-- Entries provided follows --

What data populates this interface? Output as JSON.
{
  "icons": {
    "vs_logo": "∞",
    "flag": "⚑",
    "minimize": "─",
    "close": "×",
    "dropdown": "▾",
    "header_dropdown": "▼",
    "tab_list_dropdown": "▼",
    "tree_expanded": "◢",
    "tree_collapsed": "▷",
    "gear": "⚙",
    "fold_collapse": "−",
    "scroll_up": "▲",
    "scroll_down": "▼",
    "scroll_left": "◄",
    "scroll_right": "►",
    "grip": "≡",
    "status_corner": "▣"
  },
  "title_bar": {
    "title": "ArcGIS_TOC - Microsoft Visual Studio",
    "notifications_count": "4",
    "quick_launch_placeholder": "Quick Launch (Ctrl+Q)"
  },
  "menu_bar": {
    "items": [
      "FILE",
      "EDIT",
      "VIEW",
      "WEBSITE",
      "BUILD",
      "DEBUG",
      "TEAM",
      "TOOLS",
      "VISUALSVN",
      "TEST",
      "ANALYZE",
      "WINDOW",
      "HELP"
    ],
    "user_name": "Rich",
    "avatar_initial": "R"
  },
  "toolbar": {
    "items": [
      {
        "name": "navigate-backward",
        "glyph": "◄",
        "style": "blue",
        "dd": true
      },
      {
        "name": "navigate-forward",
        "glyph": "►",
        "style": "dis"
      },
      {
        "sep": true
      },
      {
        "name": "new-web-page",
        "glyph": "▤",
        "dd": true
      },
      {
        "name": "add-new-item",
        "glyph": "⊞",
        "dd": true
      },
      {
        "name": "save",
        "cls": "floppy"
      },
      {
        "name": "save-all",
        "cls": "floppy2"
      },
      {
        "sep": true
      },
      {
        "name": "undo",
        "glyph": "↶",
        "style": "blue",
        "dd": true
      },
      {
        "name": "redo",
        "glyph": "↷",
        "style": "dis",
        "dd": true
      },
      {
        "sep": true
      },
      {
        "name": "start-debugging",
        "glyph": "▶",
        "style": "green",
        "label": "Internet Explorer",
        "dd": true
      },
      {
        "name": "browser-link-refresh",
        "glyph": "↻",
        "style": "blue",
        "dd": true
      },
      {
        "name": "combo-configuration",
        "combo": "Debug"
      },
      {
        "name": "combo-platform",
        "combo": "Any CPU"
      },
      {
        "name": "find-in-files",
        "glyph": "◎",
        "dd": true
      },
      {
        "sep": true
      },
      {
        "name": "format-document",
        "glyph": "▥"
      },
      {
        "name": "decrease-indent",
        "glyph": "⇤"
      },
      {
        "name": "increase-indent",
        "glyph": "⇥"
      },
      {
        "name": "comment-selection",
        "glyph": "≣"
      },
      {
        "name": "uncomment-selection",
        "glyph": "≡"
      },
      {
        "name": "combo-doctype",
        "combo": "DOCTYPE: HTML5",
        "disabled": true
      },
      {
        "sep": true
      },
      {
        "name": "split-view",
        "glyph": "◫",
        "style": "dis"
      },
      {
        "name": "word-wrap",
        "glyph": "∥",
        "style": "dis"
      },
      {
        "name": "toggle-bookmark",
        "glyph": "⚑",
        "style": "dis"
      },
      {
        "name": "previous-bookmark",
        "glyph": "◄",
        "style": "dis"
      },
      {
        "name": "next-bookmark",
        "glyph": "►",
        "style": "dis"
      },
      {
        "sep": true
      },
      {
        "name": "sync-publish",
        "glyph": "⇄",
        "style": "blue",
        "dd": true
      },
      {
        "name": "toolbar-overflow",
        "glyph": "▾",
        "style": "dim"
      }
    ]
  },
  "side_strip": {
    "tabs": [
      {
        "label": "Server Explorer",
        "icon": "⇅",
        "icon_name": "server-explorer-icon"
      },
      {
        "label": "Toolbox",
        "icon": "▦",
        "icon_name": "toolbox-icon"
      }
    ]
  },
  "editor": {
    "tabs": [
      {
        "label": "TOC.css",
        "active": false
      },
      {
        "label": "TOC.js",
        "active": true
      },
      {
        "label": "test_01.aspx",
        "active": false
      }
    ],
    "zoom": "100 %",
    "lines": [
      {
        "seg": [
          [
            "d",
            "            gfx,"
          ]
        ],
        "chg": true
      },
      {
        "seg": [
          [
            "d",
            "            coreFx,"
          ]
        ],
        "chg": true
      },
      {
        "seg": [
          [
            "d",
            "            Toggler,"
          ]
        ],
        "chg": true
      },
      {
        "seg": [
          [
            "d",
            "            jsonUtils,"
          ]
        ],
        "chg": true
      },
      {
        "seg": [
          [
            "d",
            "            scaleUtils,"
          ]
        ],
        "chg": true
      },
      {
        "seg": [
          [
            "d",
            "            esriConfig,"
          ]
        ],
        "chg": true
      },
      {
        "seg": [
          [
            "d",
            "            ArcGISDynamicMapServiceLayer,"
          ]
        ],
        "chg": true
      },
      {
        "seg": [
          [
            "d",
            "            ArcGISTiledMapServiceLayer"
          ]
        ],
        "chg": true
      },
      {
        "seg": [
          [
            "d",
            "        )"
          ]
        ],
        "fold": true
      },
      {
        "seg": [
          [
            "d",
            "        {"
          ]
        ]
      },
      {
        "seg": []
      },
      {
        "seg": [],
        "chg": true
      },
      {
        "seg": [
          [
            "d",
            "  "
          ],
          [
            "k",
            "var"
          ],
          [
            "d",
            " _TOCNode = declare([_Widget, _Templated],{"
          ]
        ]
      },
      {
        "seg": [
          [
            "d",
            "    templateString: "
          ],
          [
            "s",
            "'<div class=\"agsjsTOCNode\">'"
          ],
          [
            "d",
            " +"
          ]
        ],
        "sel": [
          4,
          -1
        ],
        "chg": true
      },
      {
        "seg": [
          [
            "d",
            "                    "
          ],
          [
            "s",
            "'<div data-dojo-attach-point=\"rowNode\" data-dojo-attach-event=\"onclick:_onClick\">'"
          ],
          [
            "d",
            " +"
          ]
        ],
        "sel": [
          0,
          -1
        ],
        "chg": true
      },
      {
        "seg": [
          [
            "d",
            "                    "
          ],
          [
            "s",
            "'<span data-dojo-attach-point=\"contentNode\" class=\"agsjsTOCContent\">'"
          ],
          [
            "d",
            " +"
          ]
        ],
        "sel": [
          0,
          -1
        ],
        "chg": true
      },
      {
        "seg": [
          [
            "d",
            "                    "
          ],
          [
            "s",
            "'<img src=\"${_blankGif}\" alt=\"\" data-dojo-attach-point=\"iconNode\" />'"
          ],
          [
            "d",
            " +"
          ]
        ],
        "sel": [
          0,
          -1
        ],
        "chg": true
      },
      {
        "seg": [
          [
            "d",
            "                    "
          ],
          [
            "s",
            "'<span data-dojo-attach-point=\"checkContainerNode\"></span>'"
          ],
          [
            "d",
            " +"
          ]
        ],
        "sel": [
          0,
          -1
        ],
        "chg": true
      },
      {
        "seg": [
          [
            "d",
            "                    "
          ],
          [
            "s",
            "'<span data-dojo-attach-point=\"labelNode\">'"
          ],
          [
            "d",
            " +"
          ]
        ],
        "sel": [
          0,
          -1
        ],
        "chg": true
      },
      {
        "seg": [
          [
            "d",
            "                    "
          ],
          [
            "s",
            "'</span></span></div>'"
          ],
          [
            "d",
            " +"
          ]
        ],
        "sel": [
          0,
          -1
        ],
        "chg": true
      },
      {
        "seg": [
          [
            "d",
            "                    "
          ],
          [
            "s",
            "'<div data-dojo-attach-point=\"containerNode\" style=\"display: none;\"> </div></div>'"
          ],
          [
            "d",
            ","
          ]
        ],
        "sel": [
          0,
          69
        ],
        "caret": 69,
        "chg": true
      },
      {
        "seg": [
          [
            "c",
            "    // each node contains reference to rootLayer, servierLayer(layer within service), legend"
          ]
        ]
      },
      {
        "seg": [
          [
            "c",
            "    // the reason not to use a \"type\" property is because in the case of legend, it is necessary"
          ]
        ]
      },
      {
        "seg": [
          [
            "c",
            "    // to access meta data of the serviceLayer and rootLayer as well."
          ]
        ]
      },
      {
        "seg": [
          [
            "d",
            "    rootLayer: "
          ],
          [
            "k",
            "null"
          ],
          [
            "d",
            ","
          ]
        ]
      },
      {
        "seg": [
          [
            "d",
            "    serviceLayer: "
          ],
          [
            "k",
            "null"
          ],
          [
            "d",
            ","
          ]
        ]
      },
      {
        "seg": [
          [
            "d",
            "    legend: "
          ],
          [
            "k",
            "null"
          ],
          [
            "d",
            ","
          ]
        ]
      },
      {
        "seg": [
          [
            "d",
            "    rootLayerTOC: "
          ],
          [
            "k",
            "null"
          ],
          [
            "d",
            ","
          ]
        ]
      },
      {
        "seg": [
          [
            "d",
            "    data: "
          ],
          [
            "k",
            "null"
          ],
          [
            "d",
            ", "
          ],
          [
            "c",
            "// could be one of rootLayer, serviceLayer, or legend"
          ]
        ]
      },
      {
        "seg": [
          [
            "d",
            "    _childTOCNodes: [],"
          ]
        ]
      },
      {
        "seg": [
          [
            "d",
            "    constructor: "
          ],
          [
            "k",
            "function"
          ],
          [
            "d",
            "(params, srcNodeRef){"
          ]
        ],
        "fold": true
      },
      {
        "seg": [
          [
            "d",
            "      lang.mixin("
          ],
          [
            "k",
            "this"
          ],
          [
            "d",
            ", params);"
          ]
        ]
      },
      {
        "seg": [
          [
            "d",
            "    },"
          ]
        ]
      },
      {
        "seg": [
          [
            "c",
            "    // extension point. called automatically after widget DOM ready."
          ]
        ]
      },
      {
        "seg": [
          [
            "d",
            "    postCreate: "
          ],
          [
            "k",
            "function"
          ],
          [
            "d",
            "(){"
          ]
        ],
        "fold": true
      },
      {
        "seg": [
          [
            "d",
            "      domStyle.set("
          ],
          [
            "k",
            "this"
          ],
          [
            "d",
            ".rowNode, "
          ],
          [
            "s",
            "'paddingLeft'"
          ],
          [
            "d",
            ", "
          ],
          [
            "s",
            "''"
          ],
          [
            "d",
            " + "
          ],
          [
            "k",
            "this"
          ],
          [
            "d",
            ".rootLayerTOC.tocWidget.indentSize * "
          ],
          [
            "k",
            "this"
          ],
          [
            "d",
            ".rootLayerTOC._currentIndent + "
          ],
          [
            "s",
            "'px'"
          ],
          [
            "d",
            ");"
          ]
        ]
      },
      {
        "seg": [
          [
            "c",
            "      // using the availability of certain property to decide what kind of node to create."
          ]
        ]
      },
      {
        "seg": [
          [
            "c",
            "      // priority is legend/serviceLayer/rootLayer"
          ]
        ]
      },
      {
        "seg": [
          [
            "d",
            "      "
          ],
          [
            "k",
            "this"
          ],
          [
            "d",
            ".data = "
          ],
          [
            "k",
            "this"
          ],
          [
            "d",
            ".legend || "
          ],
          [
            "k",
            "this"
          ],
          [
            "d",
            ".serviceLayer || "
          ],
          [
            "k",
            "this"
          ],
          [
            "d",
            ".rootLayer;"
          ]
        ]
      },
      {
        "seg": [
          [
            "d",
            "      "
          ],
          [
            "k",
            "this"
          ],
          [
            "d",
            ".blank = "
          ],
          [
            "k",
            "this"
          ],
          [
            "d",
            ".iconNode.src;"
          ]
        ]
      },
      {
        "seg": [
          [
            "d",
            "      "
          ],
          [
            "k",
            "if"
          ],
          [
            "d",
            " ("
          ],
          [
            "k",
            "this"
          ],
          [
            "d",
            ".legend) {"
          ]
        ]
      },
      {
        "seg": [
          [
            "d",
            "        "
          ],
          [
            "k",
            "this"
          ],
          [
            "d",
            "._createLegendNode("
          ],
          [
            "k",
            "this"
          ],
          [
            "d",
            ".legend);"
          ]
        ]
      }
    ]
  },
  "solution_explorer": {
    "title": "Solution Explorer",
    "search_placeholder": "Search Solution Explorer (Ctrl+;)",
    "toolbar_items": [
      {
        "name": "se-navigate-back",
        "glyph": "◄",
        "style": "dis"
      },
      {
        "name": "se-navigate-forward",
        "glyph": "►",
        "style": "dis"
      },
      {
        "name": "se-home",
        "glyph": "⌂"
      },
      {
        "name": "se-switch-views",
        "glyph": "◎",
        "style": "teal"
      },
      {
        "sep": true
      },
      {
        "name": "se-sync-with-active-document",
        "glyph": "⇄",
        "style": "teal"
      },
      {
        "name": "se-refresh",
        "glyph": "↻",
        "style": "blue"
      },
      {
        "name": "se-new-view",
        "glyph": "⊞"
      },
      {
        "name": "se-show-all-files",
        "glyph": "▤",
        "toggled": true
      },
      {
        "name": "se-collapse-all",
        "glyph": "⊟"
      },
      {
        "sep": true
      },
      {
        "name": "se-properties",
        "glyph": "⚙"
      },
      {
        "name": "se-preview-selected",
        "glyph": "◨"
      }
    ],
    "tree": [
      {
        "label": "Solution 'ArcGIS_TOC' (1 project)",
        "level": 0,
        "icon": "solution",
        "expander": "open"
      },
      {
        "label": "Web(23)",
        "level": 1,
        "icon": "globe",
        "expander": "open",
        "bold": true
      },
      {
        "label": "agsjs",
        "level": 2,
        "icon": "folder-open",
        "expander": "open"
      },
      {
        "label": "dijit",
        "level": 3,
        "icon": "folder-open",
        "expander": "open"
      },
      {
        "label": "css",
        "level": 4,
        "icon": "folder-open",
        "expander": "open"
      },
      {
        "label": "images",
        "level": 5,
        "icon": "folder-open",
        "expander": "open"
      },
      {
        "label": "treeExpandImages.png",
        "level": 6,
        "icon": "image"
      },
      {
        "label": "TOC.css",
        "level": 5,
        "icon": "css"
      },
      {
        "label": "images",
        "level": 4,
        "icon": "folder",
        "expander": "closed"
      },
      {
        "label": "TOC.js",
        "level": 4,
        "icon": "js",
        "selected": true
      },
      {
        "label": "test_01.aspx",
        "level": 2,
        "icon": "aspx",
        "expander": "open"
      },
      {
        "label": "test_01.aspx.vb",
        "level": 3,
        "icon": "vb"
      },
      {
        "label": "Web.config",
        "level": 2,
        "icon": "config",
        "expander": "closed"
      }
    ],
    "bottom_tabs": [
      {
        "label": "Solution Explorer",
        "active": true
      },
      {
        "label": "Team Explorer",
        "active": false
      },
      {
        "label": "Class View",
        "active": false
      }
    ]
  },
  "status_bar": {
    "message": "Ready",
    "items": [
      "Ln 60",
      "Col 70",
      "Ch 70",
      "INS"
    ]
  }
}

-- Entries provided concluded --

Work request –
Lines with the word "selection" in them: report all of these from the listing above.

Response area –
        "name": "comment-selection",
        "name": "uncomment-selection",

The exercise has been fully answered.